------ DATA EXTRACT

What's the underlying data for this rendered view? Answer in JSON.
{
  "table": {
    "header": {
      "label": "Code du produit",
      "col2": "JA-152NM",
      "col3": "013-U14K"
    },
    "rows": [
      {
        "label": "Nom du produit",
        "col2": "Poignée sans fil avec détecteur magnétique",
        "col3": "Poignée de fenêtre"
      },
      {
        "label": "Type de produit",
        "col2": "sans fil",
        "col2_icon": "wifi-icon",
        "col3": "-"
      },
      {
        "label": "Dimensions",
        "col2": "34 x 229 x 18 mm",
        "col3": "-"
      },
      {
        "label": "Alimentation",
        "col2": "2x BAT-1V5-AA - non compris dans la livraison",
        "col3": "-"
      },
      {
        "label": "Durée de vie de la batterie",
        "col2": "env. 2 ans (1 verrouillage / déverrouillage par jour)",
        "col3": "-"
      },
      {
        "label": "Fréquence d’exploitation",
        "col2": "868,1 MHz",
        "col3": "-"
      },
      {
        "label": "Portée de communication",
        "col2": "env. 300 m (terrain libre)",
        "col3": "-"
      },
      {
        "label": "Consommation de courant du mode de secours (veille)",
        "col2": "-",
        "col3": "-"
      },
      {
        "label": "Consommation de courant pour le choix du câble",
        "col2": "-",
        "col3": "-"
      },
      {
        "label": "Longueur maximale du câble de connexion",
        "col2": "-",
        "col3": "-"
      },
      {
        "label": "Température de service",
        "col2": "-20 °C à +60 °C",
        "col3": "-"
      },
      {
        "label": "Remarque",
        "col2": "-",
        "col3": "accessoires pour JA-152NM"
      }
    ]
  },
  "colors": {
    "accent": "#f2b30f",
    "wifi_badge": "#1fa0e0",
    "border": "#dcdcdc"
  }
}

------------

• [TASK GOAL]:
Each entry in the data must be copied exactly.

• [ANSWER SECTION]:
What's the underlying data for this rendered view? Answer in JSON.
{
  "table": {
    "header": {
      "label": "Code du produit",
      "col2": "JA-152NM",
      "col3": "013-U14K"
    },
    "rows": [
      {
        "label": "Nom du produit",
        "col2": "Poignée sans fil avec détecteur magnétique",
        "col3": "Poignée de fenêtre"
      },
      {
        "label": "Type de produit",
        "col2": "sans fil",
        "col2_icon": "wifi-icon",
        "col3": "-"
      },
      {
        "label": "Dimensions",
        "col2": "34 x 229 x 18 mm",
        "col3": "-"
      },
      {
        "label": "Alimentation",
        "col2": "2x BAT-1V5-AA - non compris dans la livraison",
        "col3": "-"
      },
      {
        "label": "Durée de vie de la batterie",
        "col2": "env. 2 ans (1 verrouillage / déverrouillage par jour)",
        "col3": "-"
      },
      {
        "label": "Fréquence d’exploitation",
        "col2": "868,1 MHz",
        "col3": "-"
      },
      {
        "label": "Portée de communication",
        "col2": "env. 300 m (terrain libre)",
        "col3": "-"
      },
      {
        "label": "Consommation de courant du mode de secours (veille)",
        "col2": "-",
        "col3": "-"
      },
      {
        "label": "Consommation de courant pour le choix du câble",
        "col2": "-",
        "col3": "-"
      },
      {
        "label": "Longueur maximale du câble de connexion",
        "col2": "-",
        "col3": "-"
      },
      {
        "label": "Température de service",
        "col2": "-20 °C à +60 °C",
        "col3": "-"
      },
      {
        "label": "Remarque",
        "col2": "-",
        "col3": "accessoires pour JA-152NM"
      }
    ]
  },
  "colors": {
    "accent": "#f2b30f",
    "wifi_badge": "#1fa0e0",
    "border": "#dcdcdc"
  }
}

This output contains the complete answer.